However, a downside risk to our outlook for inflation and monetary policy is provided by a potentially substantial depreciation of the leu (RON) in the event that investors lose confidence in Romania’s capacity to tackle the Covid-19 crisis. In recent years, the exchange rate of the RON has been fairly stable, despite the overheating of the economy in 2017-2018. The RON has depreciated between -1% and -2% on average p.a. vs. the EUR since 2016. This is an adequate performance for an emerging market. In the first five months of 2020, the RON lost around -4% vs. the EUR, but this was also moderate compared to many peers’ currencies, which lost much more in the wake of Covid-19. However, the NBR has continuously applied a range of tools to intervene in order to prevent excessive currency volatility – not surprising as the official exchange rate regime is that of a managed float. But it can only continue to do so as long it has sufficient foreign exchange (FX) reserves.

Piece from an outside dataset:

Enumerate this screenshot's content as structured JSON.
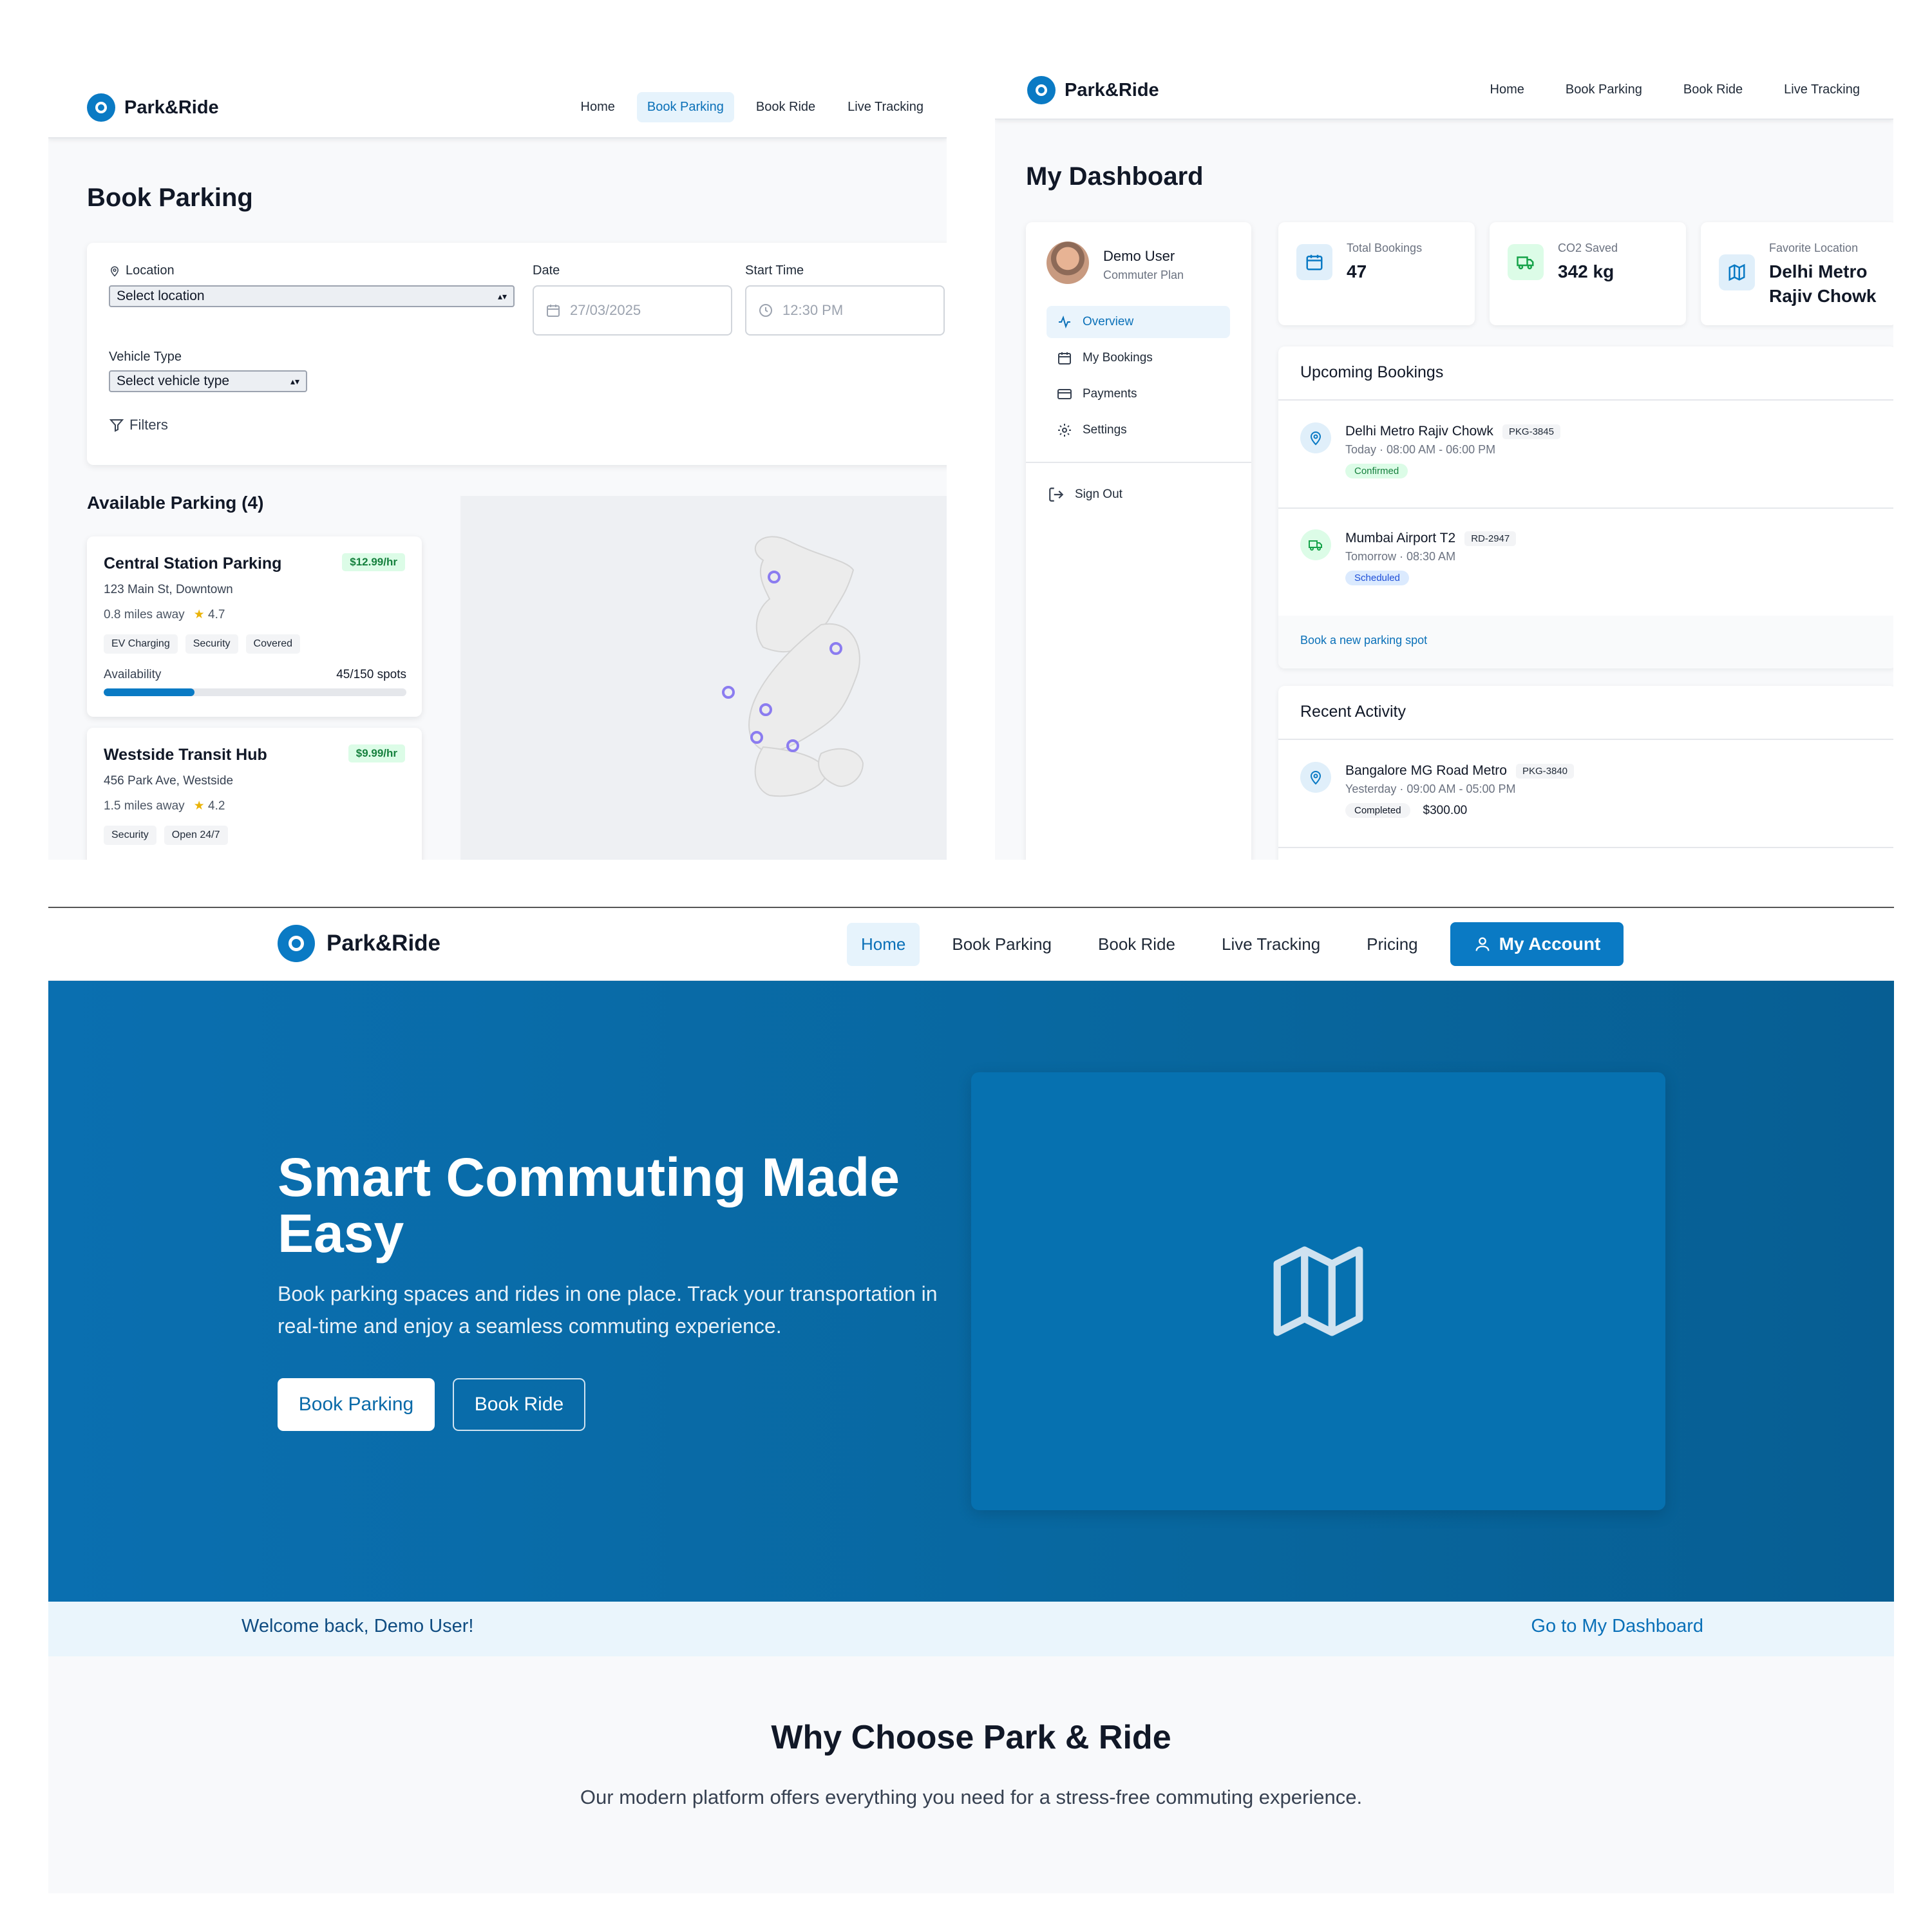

External deficit and debt are set to rise
Romania’s annual current account deficit widened from -0.2% of GDP in 2014 to -4.7% in 2019. Crucially, only 54% of that shortfall in 2019 was financed through net foreign direct investment (FDI) inflows, well below a comfortable level of 75% and down from a recent high of 192% in 2016. In Q1 2020, exports were harder hit than imports by the impact of Covid-19 and the current account deficit widened further compared to a year ago. Hence, we expect the full-year deficit to rise to about -5% of GDP in 2020 before narrowing to a still elevated -4% in 2021. Net FDI coverage of the deficit is forecast to fall well below 50% as the global crisis will slow down capital flows to emerging markets. Combined with the projected surge in the fiscal deficit, this could raise external financing needs to excessive levels. It could also reverse the downtrend in the external-debt-to-GDP ratio from 75% of GDP in 2012 to 48% in 2019 – we forecast a ratio of 56% in 2020.
Meanwhile, the NBR’s FX reserves have broadly moved sideward since 2016 in the range of 31-36 billion EUR, partly as a result of the aforementioned exchange rate interventions. More recently, reserves fell from EUR35.8 billion in February 2020 to EUR33.2 billion two months later. Overall, that means that the FX coverage of imports has fallen from a healthy 5.7 months at end-2015 to four months in April 2020. A further decline of that ratio could raise concerns among investors against the background of the rising twin deficits, expansionary fiscal policy and, in particular, the global recession triggered by Covid-19.
Trade structure by destination/origin (% of total)
Trade structure by product (% of total)
The complexity of the debt collection process
Although Romania’s regulations on late payments are more demanding than EU rules on the matter, the paying behavior of domestic companies remains problematic. Legal proceedings are long and costly, therefore use of arbitration or a foreign European forum is worth considering since both arbitral awards and decisions rendered in EU countries are fairly enforceable.
Before commencing legal actions of any kind, however, it is essential to conduct thorough pre-legal action. Indeed, as time goes on, chances are that bad payers will become insolvent. In such cases, recovering the debt becomes practically impossible.